TRY IT — Where the word "date" appears in a line below, copy the whole line.

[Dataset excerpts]
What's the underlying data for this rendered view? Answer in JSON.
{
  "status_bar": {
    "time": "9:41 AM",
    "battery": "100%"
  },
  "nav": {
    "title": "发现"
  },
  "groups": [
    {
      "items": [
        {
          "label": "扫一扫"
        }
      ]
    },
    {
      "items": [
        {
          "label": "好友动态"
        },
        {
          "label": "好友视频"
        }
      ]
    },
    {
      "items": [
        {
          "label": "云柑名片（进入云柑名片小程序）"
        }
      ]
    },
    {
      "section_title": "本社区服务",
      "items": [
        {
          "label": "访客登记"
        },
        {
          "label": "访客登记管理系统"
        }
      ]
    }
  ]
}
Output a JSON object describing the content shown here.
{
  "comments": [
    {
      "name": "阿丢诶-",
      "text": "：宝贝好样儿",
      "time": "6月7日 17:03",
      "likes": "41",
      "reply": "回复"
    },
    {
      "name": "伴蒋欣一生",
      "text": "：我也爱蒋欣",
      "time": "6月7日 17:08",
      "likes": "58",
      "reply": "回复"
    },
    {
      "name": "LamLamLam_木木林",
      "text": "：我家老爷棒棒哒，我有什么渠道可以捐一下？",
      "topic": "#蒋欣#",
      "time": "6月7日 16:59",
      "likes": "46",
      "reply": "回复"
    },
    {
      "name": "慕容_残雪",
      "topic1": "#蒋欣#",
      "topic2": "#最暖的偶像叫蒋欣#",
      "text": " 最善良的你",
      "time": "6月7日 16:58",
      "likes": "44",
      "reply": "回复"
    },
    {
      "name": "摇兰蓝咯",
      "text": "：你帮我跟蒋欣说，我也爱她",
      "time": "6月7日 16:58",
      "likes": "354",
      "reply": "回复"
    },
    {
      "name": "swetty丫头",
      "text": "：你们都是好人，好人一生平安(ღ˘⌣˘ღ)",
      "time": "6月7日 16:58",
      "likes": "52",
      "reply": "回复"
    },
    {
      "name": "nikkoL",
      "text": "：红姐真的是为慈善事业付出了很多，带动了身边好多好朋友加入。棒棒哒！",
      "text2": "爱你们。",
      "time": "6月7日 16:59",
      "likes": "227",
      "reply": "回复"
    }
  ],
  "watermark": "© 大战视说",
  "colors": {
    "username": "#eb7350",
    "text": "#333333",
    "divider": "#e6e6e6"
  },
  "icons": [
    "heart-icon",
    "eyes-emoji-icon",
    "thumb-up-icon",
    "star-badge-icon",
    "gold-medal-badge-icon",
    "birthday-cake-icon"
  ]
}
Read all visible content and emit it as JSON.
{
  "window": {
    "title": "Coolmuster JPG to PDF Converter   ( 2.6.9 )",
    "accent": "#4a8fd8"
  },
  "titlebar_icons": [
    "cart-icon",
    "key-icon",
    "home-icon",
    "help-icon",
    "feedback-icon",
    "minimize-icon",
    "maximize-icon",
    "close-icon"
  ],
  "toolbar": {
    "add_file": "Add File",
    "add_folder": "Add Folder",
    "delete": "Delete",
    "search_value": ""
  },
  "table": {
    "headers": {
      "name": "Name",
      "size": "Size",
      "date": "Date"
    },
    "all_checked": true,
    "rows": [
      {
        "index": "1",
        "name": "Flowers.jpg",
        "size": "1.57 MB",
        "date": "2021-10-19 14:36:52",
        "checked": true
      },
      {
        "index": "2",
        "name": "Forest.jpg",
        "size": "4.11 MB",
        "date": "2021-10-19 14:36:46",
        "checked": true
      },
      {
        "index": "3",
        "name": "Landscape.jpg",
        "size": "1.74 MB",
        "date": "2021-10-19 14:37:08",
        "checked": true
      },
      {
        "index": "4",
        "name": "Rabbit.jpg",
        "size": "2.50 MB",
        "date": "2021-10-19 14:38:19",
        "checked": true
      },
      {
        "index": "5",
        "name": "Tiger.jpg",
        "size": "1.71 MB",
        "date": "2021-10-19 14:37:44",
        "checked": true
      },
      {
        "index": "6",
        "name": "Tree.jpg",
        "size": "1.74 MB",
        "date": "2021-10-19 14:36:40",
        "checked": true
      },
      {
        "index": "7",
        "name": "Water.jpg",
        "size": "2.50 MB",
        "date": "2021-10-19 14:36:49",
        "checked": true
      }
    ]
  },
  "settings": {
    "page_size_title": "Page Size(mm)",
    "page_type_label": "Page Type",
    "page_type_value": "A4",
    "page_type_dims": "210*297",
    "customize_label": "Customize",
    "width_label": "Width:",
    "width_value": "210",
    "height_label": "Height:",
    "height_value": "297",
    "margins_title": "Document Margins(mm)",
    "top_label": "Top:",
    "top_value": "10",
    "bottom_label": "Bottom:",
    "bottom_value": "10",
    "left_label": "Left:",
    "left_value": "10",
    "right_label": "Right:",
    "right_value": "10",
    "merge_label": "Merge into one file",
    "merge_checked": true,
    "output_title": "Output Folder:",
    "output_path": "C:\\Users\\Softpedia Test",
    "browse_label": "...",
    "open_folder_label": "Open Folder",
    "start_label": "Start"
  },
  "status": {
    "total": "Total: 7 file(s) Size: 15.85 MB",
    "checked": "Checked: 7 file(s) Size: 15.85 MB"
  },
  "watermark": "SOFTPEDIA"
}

ANSWER TO THE EXERCISE —
      "date": "Date"
        "date": "2021-10-19 14:36:52",
        "date": "2021-10-19 14:36:46",
        "date": "2021-10-19 14:37:08",
        "date": "2021-10-19 14:38:19",
        "date": "2021-10-19 14:37:44",
        "date": "2021-10-19 14:36:40",
        "date": "2021-10-19 14:36:49",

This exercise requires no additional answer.